I was saddened to hear that George Romero passed away a few days ago. I have fond memories of a time about fifteen years ago when we lived near a great video store (remember those?) that had prominent shelves dedicated to certain directors: Romero, Herzog, Altman, etc. While I love Romero's zombie films, Knightriders (1981) is actually my favorite of his. It's an ensemble drama (Altman-esque) about a troupe of knights who joust on motorcyles at Renaissance Festivals. It's got his signature social commentary. Starring a young Ed Harris (pictured above) in the King Arthur-type role and Tom Savini in the Mordred-type role. A must see.

Monday, July 17, 2017

A Draft of OD&D

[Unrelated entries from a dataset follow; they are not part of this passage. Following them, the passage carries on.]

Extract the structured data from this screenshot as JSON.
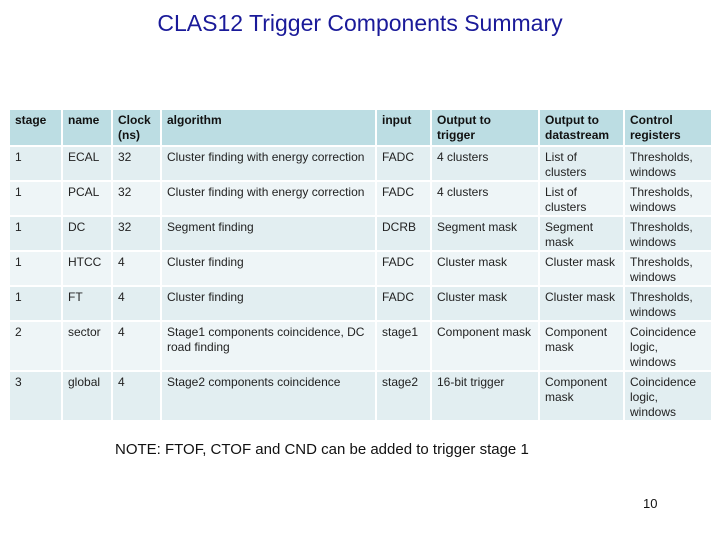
{
  "slide": {
    "title": "CLAS12 Trigger Components Summary",
    "note": "NOTE: FTOF, CTOF and CND can be added to trigger stage 1",
    "page_number": "10"
  },
  "table": {
    "headers": [
      "stage",
      "name",
      "Clock (ns)",
      "algorithm",
      "input",
      "Output to trigger",
      "Output to datastream",
      "Control registers"
    ],
    "rows": [
      [
        "1",
        "ECAL",
        "32",
        "Cluster finding with energy correction",
        "FADC",
        "4 clusters",
        "List of clusters",
        "Thresholds, windows"
      ],
      [
        "1",
        "PCAL",
        "32",
        "Cluster finding with energy correction",
        "FADC",
        "4 clusters",
        "List of clusters",
        "Thresholds, windows"
      ],
      [
        "1",
        "DC",
        "32",
        "Segment finding",
        "DCRB",
        "Segment mask",
        "Segment mask",
        "Thresholds, windows"
      ],
      [
        "1",
        "HTCC",
        "4",
        "Cluster finding",
        "FADC",
        "Cluster mask",
        "Cluster mask",
        "Thresholds, windows"
      ],
      [
        "1",
        "FT",
        "4",
        "Cluster finding",
        "FADC",
        "Cluster mask",
        "Cluster mask",
        "Thresholds, windows"
      ],
      [
        "2",
        "sector",
        "4",
        "Stage1 components coincidence, DC road finding",
        "stage1",
        "Component mask",
        "Component mask",
        "Coincidence logic, windows"
      ],
      [
        "3",
        "global",
        "4",
        "Stage2 components coincidence",
        "stage2",
        "16-bit trigger",
        "Component mask",
        "Coincidence logic, windows"
      ]
    ]
  }
}
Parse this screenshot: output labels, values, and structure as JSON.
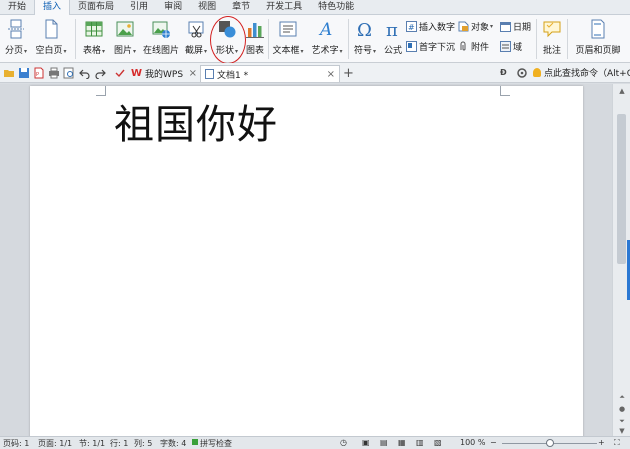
{
  "menu": {
    "tabs": [
      "开始",
      "插入",
      "页面布局",
      "引用",
      "审阅",
      "视图",
      "章节",
      "开发工具",
      "特色功能"
    ],
    "active": "插入"
  },
  "ribbon": {
    "page_break": "分页",
    "blank_page": "空白页",
    "table": "表格",
    "picture": "图片",
    "online_picture": "在线图片",
    "screenshot": "截屏",
    "shape": "形状",
    "chart": "图表",
    "textbox": "文本框",
    "wordart": "艺术字",
    "symbol": "符号",
    "formula": "公式",
    "insert_number": "插入数字",
    "object": "对象",
    "date": "日期",
    "drop_cap": "首字下沉",
    "attachment": "附件",
    "field": "域",
    "comment": "批注",
    "header_footer": "页眉和页脚",
    "caret": "▾",
    "highlight_color": "#d32020"
  },
  "toolbar": {
    "tabs": [
      {
        "label": "我的WPS",
        "close": "×"
      },
      {
        "label": "文档1 *",
        "close": "×"
      }
    ],
    "new_tab": "+",
    "command_search": "点此查找命令（Alt+Q）"
  },
  "document": {
    "text": "祖国你好"
  },
  "status": {
    "page": "页码: 1",
    "pages": "页面: 1/1",
    "section": "节: 1/1",
    "row": "行: 1",
    "col": "列: 5",
    "word_count": "字数: 4",
    "spell_check": "拼写检查",
    "zoom": "100 %",
    "zoom_out": "−",
    "zoom_in": "+",
    "zoom_level": 0.5
  },
  "colors": {
    "accent": "#0f61b5",
    "wps_red": "#d62b2b"
  }
}
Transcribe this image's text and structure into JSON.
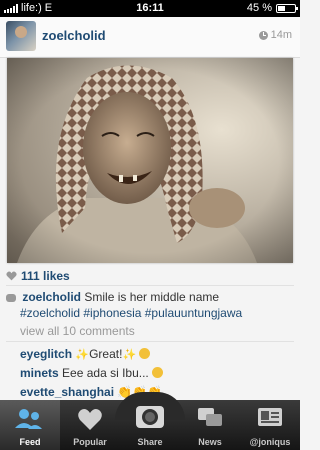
{
  "status_bar": {
    "carrier": "life:)",
    "network": "E",
    "time": "16:11",
    "battery": "45 %",
    "battery_level": 0.45
  },
  "post": {
    "username": "zoelcholid",
    "time_ago": "14m",
    "likes": "111 likes",
    "caption_user": "zoelcholid",
    "caption_line1": "Smile is her middle name",
    "caption_line2": "#zoelcholid #iphonesia #pulauuntungjawa",
    "view_all": "view all 10 comments",
    "comments": [
      {
        "user": "eyeglitch",
        "text": "Great!"
      },
      {
        "user": "minets",
        "text": "Eee ada si Ibu..."
      },
      {
        "user": "evette_shanghai",
        "text": ""
      }
    ]
  },
  "tabs": [
    {
      "label": "Feed",
      "icon": "feed-icon"
    },
    {
      "label": "Popular",
      "icon": "heart-icon"
    },
    {
      "label": "Share",
      "icon": "camera-icon"
    },
    {
      "label": "News",
      "icon": "news-icon"
    },
    {
      "label": "@joniqus",
      "icon": "profile-icon"
    }
  ],
  "colors": {
    "username_blue": "#1f4b73",
    "active_tab_icon": "#5fb3e8"
  }
}
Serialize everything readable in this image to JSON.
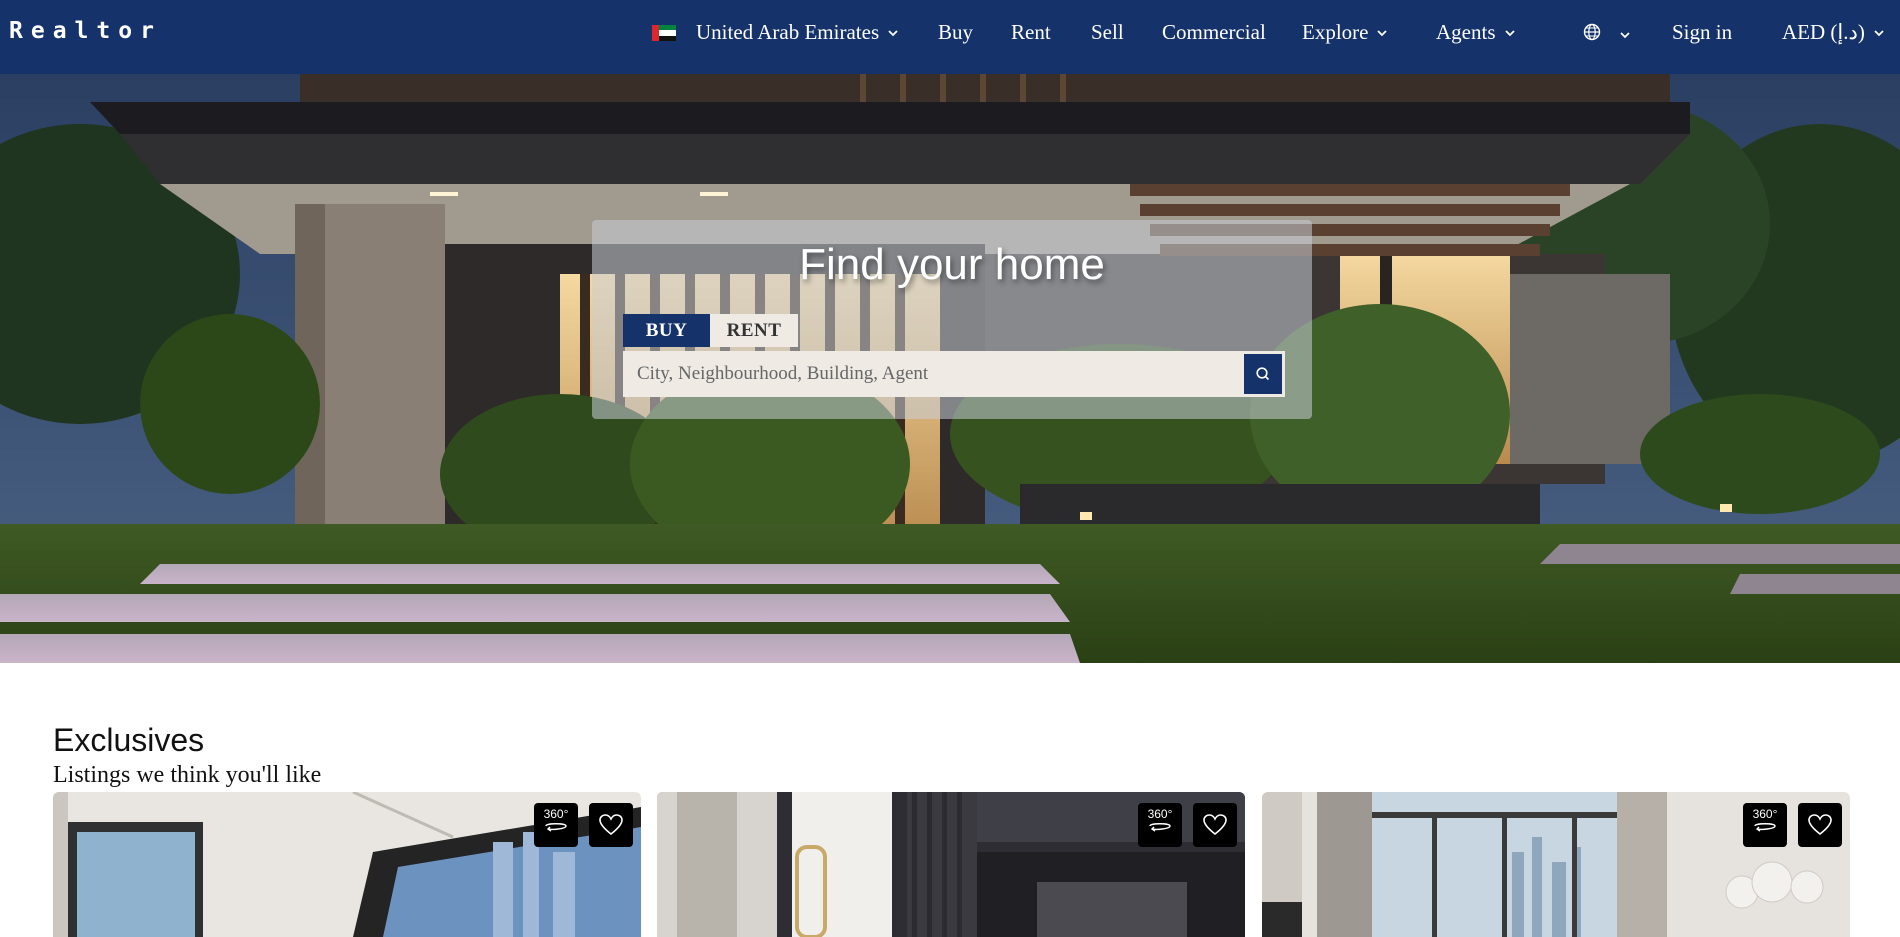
{
  "nav": {
    "logo": "Realtor",
    "country": "United Arab Emirates",
    "items": [
      "Buy",
      "Rent",
      "Sell",
      "Commercial",
      "Explore",
      "Agents"
    ],
    "sign_in": "Sign in",
    "currency": "AED (د.إ)",
    "icons": {
      "language": "globe-icon",
      "dropdown": "chevron-down-icon",
      "flag": "uae-flag-icon"
    }
  },
  "hero": {
    "title": "Find your home",
    "tabs": {
      "buy": "BUY",
      "rent": "RENT"
    },
    "search_placeholder": "City, Neighbourhood, Building, Agent",
    "search_icon": "search-icon"
  },
  "exclusives": {
    "title": "Exclusives",
    "subtitle": "Listings we think you'll like",
    "cards": [
      {
        "badge": "360°"
      },
      {
        "badge": "360°"
      },
      {
        "badge": "360°"
      }
    ]
  },
  "colors": {
    "brand": "#15336a",
    "tab_inactive": "#efeae4"
  }
}
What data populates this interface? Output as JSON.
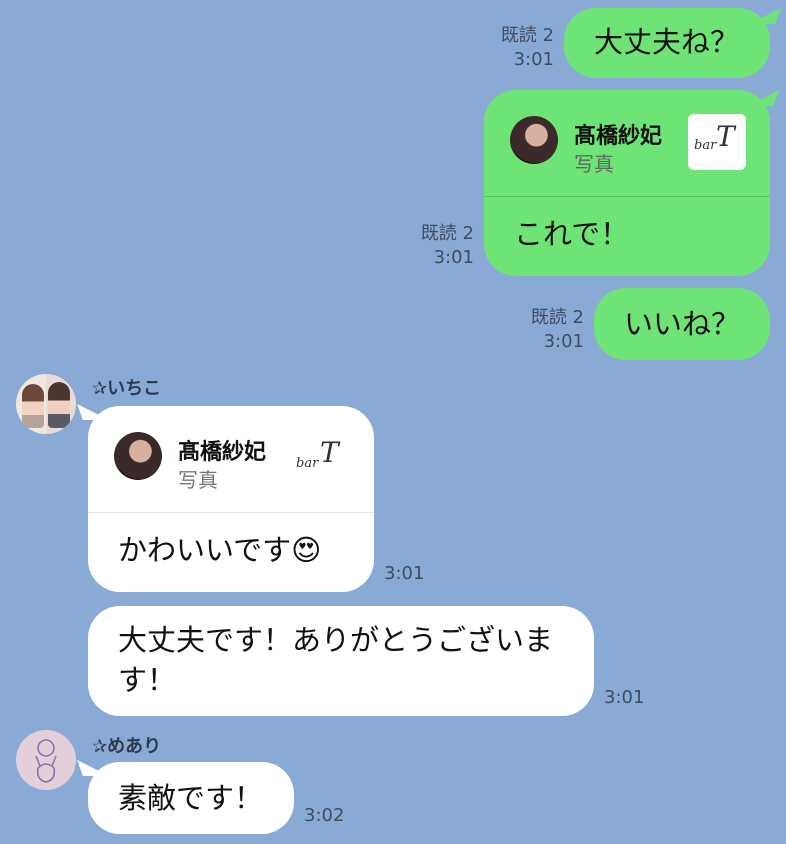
{
  "messages_out": [
    {
      "read": "既読 2",
      "time": "3:01",
      "text": "大丈夫ね？"
    },
    {
      "read": "既読 2",
      "time": "3:01",
      "card_name": "髙橋紗妃",
      "card_sub": "写真",
      "text": "これで！"
    },
    {
      "read": "既読 2",
      "time": "3:01",
      "text": "いいね？"
    }
  ],
  "messages_in": [
    {
      "sender": "✰いちこ",
      "card_name": "髙橋紗妃",
      "card_sub": "写真",
      "text": "かわいいです",
      "emoji": "😍",
      "time": "3:01"
    },
    {
      "text_line1": "大丈夫です！ありがとうございま",
      "text_line2": "す！",
      "time": "3:01"
    },
    {
      "sender": "✰めあり",
      "text": "素敵です！",
      "time": "3:02"
    }
  ],
  "logo_text": "bar",
  "colors": {
    "background": "#8aaad6",
    "outgoing": "#6ee476",
    "incoming": "#ffffff"
  }
}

Over on Playing at the World, Jon Peterson announced late last week that the 50th anniversary of Gen Con would feature a museum dedicated to the history of the gaming hobby from its origins through recent times. As part of this there's big news for those of us who study the early history of D&D: "You will be able to see some amazing artifacts like this: a first draft of Dungeons & Dragons." Not the Dalluhn manuscript that he has written about previously (which now appears to be a later variant), but a newly uncovered draft. 

On ODD74, Jon wrote more about this document:
"The original larger draft weighed in at about 100 pages double spaced, and we might suppose it corresponds to the 100 page draft that Gygax sometimes mentioned in his later recollections of the development of D&D. Let's call that larger draft "Guidon" D&D. It was perhaps the earliest complete draft, though the photocopies ["Mornard Fragments"] of it that Mike [Mornard] received feature a number of hand corrections that date from a later time than when GD&D was first typed up."

From this draft, Jon shares text that would become part of the cover of the booklets. It's a beautiful sight:


We can see the typist originally typed "Campaigns" and then altered it to make it singular and added "Games". And "& Pencil" was added later, ironically, in pencil.

Further changes were made for the printed covers (here Men & Magic, Vol 1):



Here "Campaign Games" becomes "Wargames Campaigns" and is moved to after "Medieval". And rather than using the components as adjectives to describe the game, the subtitle here uses them as components "Playable with" the campaigns. These components incorporate the "Pencil" addition and drop the word "Board". But the reference to a board remains in the text of the printed game: "The use of paper, pencil and map boards are standard" (pg 5, section "Scope".

That's all we know so far. This document has been speculated about for decades. I'm looking forward to learning more about it!